7 Things People In Long-Term Relationships Know About Great Sex
Anybody who's been in a long-term relationship remembers how exciting it was in the beginning—the butterflies, the racing heartbeat, the constant sex. But the truth is, for most couples, the heat eventually starts to cool. In fact, a 2016 study of heterosexual couples published in Archives of Sexual Behavior found that while there's an upswing in sexual satisfaction during the first 12 months of a relationship, it's followed by a steady decline after the one-year anniversary. (Womp, womp.)
Still, the happiest long-term couples among us obviously know a thing or two about keeping up the excitement—if they didn't, nobody would be monogamous. We sussed out their sexy wisdom by talking to Amy Jo Goddard, sexual empowerment coach and author of Woman on Fire: 9 Elements to Wake Up Your Erotic Energy, Personal Power, and Sexual Intelligence, who regularly works with couples in long-term relationships. Here, the seven best tips we can learn from them.
Time brings a deeper connection
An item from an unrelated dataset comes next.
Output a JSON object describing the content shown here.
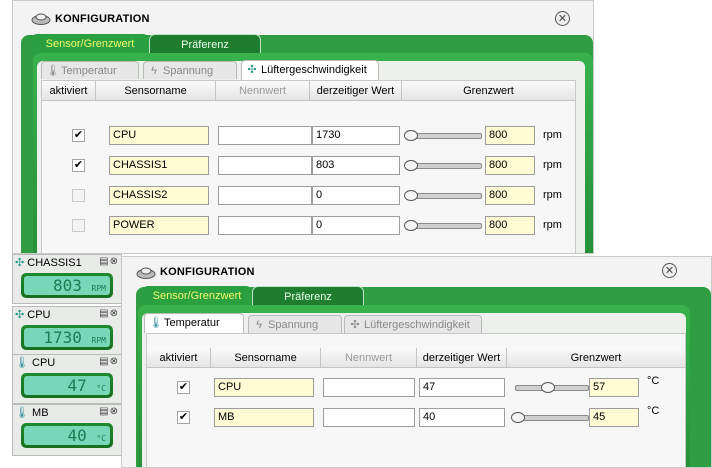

When that overwhelming can't-keep-our-hands-off-each-other feeling fades, people often think something’s wrong, says Goddard. “But you’re simply moving into a new phase of the relationship.” Rather than freak out, solid couples take this comfort and closeness as an opportunity to explore a deeper level of intimacy that isn’t possible when you first get together, she explains. In other words, while all new relationships can be fun and passionate, the best is yet to come.
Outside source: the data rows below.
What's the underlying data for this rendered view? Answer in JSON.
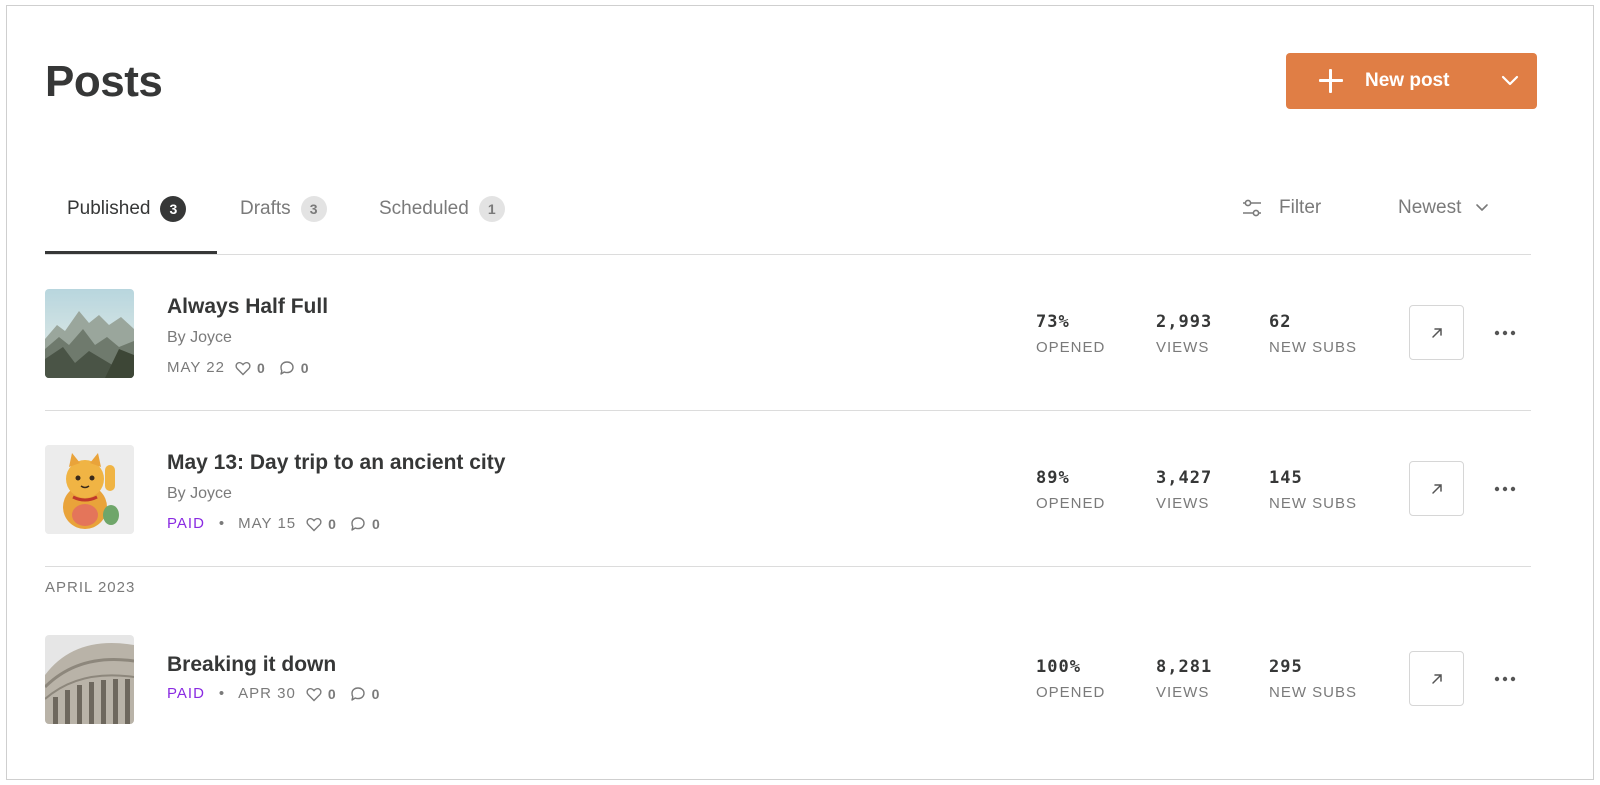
{
  "page": {
    "title": "Posts"
  },
  "new_post": {
    "label": "New post",
    "icon": "plus-icon",
    "menu_icon": "chevron-down-icon",
    "color": "#e07e45"
  },
  "tabs": [
    {
      "label": "Published",
      "count": "3",
      "active": true
    },
    {
      "label": "Drafts",
      "count": "3",
      "active": false
    },
    {
      "label": "Scheduled",
      "count": "1",
      "active": false
    }
  ],
  "filter": {
    "label": "Filter",
    "icon": "sliders-icon"
  },
  "sort": {
    "label": "Newest",
    "icon": "chevron-down-icon"
  },
  "stat_labels": {
    "opened": "OPENED",
    "views": "VIEWS",
    "subs": "NEW SUBS"
  },
  "posts": [
    {
      "title": "Always Half Full",
      "author": "By Joyce",
      "paid": "",
      "date": "MAY 22",
      "likes": "0",
      "comments": "0",
      "opened": "73%",
      "views": "2,993",
      "subs": "62",
      "thumbnail": "mountain-landscape"
    },
    {
      "title": "May 13: Day trip to an ancient city",
      "author": "By Joyce",
      "paid": "PAID",
      "date": "MAY 15",
      "likes": "0",
      "comments": "0",
      "opened": "89%",
      "views": "3,427",
      "subs": "145",
      "thumbnail": "lucky-cat-figurine"
    },
    {
      "title": "Breaking it down",
      "author": "",
      "paid": "PAID",
      "date": "APR 30",
      "likes": "0",
      "comments": "0",
      "opened": "100%",
      "views": "8,281",
      "subs": "295",
      "thumbnail": "capitol-dome"
    }
  ],
  "sections": {
    "april": "APRIL 2023"
  },
  "colors": {
    "text": "#363737",
    "muted": "#7a7a7a",
    "paid": "#8a2be2",
    "accent": "#e07e45"
  }
}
Unselfconscious sex is better sex
After you've been together for a while, your partner has learned all your weird quirks, witnessed your ugly crying face, and seen you naked more times than you can count. And guess what? They still want to have sex with you. Which means you get to stop worrying and embrace your confidence. It’s pretty common to fear judgment or rejection in the early stages of a relationship, explains Goddard. But as your emotional connection deepens, so does the opportunity for honesty and exploration.
Fantasies are meant for sharing
Being open and direct with your long-term partner doesn’t just nix awkwardness; it uncovers a whole new realm of sexual satisfaction. According to Goddard, it often takes couples a long time to be truly honest with each other when it comes to fantasies and fetishes. “They might be excited about something internally, but have a hard time sharing with their partner," she says. With time brings comfort and the confidence to tell your partner about the deep dark desires you’ve been hiding from the world—like your dream to have a threesome or get it on in a public place. After all, your boo's there to love you, not judge you.
Practice makes perfect
Sure, the sex may have felt exciting and magical when you were first hooking up. But, reality check: it takes time to learn just what makes another person tick. “You get to know someone’s body in a very different way over time,” says Goddard. So while a new beau may be able to get you going, only a long-term love can create a roadmap of every spot that makes your toes curl.
Communicate, communicate, communicate
With a new partner, it can be tough to explain exactly what you crave sexually. “I don’t know where the idea started that talking about sex ruins it,” says Goddard. “Because it’s truly the number one thing that will open up a relationship in general, and especially with sex.” In fact, according to the Archives of Sexual Behavior study about long-term relationships, communication was one factor that had a positive influence on sexual satisfaction with the couples. Learning to discuss your desires is anything but unsexy, explains Goddard, and having an honest conversation about what's working and what could use some improvement is totally empowering—and leads to even better sex.
Great sex transcends the bedroom
Many great artists were inspired by a muse who, more often than not, was also a lover. That's not surprising, says Goddard, because a strong sexual connection can impact much more than your time between the sheets. “It starts with that core sexual energy and how we choose to direct it and use it,” she says. “We feel more alive, we’re more productive, we have more energy, and we feel healthier. I’ve watched it in so many people in my career. When you wake that part up, you wake up other amazing things.”
You've got to be open to learn new things
There's one trait that keeps sexual excitement alive more than anything else, says Goddard: Curiosity. “We have to stay curious about our partners and not think ‘oh I know them so well I can finish their sentences,’” she says. Remember that sexuality is a lifelong growth process, and just like your mind changes over time, so does your body. It’s only when people stop exploring, expanding, and growing their sexuality that they get bored and stop having sex, Goddard explains. Instead of just mindlessly going through the motions when you hit the bedroom, successful couples keep bringing new energy, she says. “Sexuality is not meant to go on autopilot. It’s far more dynamic than that.”